- Work order -
Across the entries below, how many lines have the string "status" in them? Reply with only the number.

BEGIN

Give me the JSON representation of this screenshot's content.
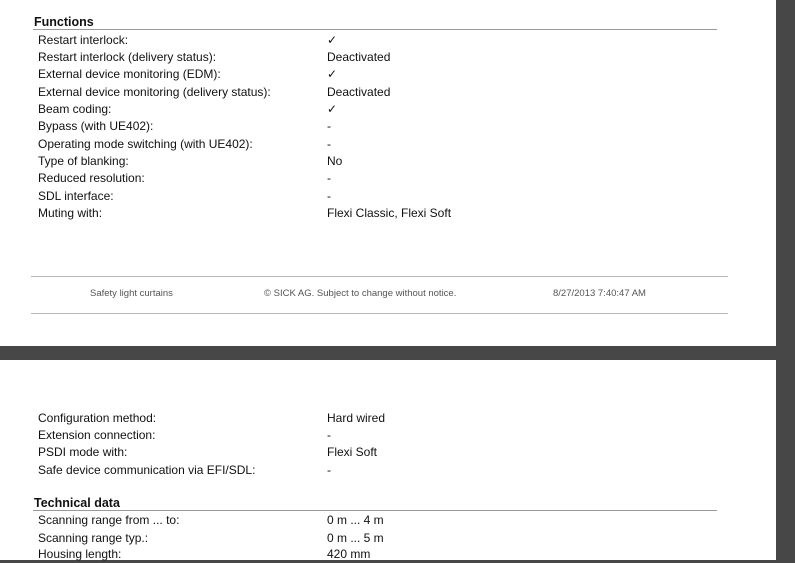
{
  "page1": {
    "section_title": "Functions",
    "rows": [
      {
        "label": "Restart interlock:",
        "value": "✓"
      },
      {
        "label": "Restart interlock (delivery status):",
        "value": "Deactivated"
      },
      {
        "label": "External device monitoring (EDM):",
        "value": "✓"
      },
      {
        "label": "External device monitoring (delivery status):",
        "value": "Deactivated"
      },
      {
        "label": "Beam coding:",
        "value": "✓"
      },
      {
        "label": "Bypass (with UE402):",
        "value": "-"
      },
      {
        "label": "Operating mode switching (with UE402):",
        "value": "-"
      },
      {
        "label": "Type of blanking:",
        "value": "No"
      },
      {
        "label": "Reduced resolution:",
        "value": "-"
      },
      {
        "label": "SDL interface:",
        "value": "-"
      },
      {
        "label": "Muting with:",
        "value": "Flexi Classic, Flexi Soft"
      }
    ],
    "footer": {
      "left": "Safety light curtains",
      "center": "© SICK AG. Subject to change without notice.",
      "right": "8/27/2013 7:40:47 AM"
    }
  },
  "page2": {
    "rows": [
      {
        "label": "Configuration method:",
        "value": "Hard wired"
      },
      {
        "label": "Extension connection:",
        "value": "-"
      },
      {
        "label": "PSDI mode with:",
        "value": "Flexi Soft"
      },
      {
        "label": "Safe device communication via EFI/SDL:",
        "value": "-"
      }
    ],
    "technical_section_title": "Technical data",
    "technical_rows": [
      {
        "label": "Scanning range from ... to:",
        "value": "0 m ... 4 m"
      },
      {
        "label": "Scanning range typ.:",
        "value": "0 m ... 5 m"
      },
      {
        "label": "Housing length:",
        "value": "420 mm"
      }
    ]
  }
}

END

- Answer to the problem -
2